Genevieve Payne holds an MFA from Syracuse University where she was the 2019 recipient of the Leonard Brown Prize in poetry. Her work has appeared or is forthcoming in Colorado Review, Up the Staircase Quarterly, and RHINO.
Kaylie Saidin grew up in California and now lives in North Carolina, where she is an MFA candidate at UNC Wilmington. She serves as co-Fiction Editor at Ecotone Magazine. Her fiction has appeared or is forthcoming in the Los Angeles Review, Fourteen Hills, upstreet #15, Columbia Review, Catamaran Literary Reader, and elsewhere.
Ross White is the author of Charm Offensive, winner of the 2019 Sexton Prize, and two chapbooks. He is the director of Bull City Press, an independent publisher of poetry, fiction, and nonfiction, and the editor of Four Way Review. His poems have appeared in American Poetry Review, New England Review, Poetry Daily, Tin House, and The Southern Review, among others. He teaches creative writing, grammar, and podcasting at the University of North Carolina at Chapel Hill. Follow him on Twitter: @rosswhite.
Jim Whiteside is the author of a chapbook, Writing Your Name on the Glass (Bull City Press, 2019) and is a 2019-2021 Wallace Stegner Fellow in Poetry. He is the recipient of a Tennessee Williams Scholarship from the Sewanee Writers’ Conference and a residency from the Virginia Center for the Creative Arts. Jim’s recent poems have appeared or are forthcoming in The New York Times, Ploughshares, The Southern Review, Pleiades, Crazyhorse, and Boston Review. Originally from Cookeville, Tennessee, he holds an MFA from the University of North Carolina at Greensboro and lives in Oakland, California.

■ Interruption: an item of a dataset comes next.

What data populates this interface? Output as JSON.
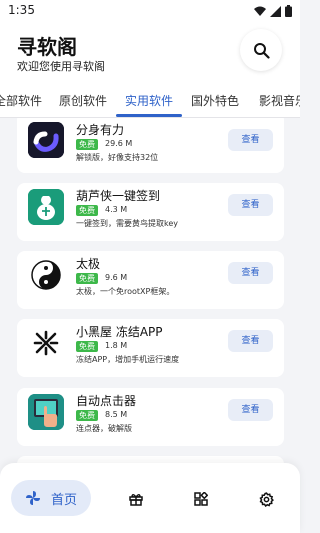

Liu Xingli was born in a small town called lake of water caltrop in Hubei, China. She now lives in Stockholm, Sweden. She is a system engineer in a telecom device company. She has published two short stories in Chinese literary magazines. She started to write poetry in Chinese and translate into English since 2020.